    Data from: Migration routes and strategies of Grey Plovers (Pluvialis squatarola) on the East Atlantic Flyway as revealed by satellite tracking
    (2019-08-09) Exo, Klaus-Michael; Hillig, Franziska; Bairlein, Franz
    Background: While the general migration routes of most waders are known, details concerning connectivity between breeding grounds, stopover sites and wintering grounds are often lacking. Such information is critical from the conservation perspective and necessary for understanding the annual cycle. Studies are especially needed to identify key stopover sites in remote regions. Using satellite transmitters, we traced spring and autumn migration routes and connectivity of Grey Plovers on the East Atlantic Flyway. Our findings also revealed the timing, flight speed, and duration of migrations. Methods: We used ARGOS satellite transmitters to track migration routes of 11 Grey Plovers that were captured at the German Wadden Sea where they had stopped during migration. Birds were monitored for up to 3 years, 2011‒2014.
Results: Monitoring signals indicated breeding grounds in the Taimyr and Yamal regions; important staging sites on the coasts of the southern Pechora Sea and the Kara Sea; and wintering areas that ranged from NW- Ireland to Guinea Bissau. The average distance traveled from wintering grounds to breeding grounds was 5534 km. Migration duration varied between 42 and 152 days; during this period birds spent about 95% of the time at staging sites. In spring most plovers crossed inland Eastern Europe, whereas in autumn most followed the coastline. Almost all of the birds departed during favorable wind conditions within just 4 days (27‒30 May) on northward migration from the Wadden Sea. In spring birds migrated significantly faster between the Wadden Sea and the Arctic than on return migration in autumn (12 vs. 37 days), with shorter stopovers during the northward passage.
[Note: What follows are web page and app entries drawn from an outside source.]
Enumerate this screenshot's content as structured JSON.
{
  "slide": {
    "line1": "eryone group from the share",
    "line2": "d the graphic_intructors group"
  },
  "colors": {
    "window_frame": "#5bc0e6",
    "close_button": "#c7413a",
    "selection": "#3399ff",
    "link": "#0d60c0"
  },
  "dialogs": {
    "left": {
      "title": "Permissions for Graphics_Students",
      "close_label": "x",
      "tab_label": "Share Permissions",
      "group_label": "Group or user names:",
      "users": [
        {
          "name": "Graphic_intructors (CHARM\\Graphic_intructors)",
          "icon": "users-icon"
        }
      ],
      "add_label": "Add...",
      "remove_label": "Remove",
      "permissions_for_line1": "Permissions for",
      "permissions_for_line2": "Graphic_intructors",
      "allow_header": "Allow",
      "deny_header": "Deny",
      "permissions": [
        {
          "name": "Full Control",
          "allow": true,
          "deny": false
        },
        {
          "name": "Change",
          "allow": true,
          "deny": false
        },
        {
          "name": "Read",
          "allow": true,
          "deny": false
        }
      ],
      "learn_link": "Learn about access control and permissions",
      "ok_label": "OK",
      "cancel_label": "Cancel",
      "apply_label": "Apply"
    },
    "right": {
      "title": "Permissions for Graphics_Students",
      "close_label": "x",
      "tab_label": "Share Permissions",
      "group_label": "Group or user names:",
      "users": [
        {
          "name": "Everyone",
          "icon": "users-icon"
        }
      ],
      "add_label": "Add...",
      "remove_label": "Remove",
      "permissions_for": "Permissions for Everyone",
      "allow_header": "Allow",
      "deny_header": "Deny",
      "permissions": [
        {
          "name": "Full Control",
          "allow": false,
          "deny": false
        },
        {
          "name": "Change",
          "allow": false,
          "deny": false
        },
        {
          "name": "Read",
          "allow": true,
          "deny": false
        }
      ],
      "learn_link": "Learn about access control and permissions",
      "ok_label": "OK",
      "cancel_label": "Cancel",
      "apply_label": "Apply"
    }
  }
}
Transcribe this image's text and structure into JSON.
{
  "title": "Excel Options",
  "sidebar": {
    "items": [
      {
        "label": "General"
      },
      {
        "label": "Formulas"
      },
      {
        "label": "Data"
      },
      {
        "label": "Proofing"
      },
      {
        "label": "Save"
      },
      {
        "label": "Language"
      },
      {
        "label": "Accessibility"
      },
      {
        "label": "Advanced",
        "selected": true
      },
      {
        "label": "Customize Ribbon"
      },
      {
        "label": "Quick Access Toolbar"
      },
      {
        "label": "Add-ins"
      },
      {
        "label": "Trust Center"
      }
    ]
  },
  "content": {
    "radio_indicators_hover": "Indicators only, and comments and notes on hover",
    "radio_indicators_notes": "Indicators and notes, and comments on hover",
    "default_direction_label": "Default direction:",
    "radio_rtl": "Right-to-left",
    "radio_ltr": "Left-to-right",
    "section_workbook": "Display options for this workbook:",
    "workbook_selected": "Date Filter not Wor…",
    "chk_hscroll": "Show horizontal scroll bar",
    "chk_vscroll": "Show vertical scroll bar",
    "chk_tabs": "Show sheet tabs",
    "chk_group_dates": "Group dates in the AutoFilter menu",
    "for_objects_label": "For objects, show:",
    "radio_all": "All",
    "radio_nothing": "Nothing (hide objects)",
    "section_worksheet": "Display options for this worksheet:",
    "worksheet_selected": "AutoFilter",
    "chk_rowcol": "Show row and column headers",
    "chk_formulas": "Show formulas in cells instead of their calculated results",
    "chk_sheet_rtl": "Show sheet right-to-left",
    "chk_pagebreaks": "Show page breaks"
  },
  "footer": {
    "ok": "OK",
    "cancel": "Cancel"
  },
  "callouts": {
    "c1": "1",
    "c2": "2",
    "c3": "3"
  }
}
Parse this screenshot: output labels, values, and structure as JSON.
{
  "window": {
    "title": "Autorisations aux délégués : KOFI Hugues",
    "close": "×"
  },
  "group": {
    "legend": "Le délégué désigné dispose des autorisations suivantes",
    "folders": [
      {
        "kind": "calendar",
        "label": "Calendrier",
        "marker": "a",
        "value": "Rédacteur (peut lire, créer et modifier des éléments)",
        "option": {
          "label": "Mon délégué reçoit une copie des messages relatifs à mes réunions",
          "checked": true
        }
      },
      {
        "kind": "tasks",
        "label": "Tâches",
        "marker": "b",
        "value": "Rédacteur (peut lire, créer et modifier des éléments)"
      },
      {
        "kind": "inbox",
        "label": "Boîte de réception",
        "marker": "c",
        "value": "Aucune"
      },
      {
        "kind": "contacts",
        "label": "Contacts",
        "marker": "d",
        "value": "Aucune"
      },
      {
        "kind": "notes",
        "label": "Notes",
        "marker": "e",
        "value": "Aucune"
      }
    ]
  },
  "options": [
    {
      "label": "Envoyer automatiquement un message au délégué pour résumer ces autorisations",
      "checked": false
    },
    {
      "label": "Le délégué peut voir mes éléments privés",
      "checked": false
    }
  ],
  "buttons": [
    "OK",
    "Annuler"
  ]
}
Conclusions: Our study shows that satellite tags can shed considerable light on migration strategies by revealing the use of different regions during the annual cycle and by providing detailed quantitative data on population connectivity and migration timing.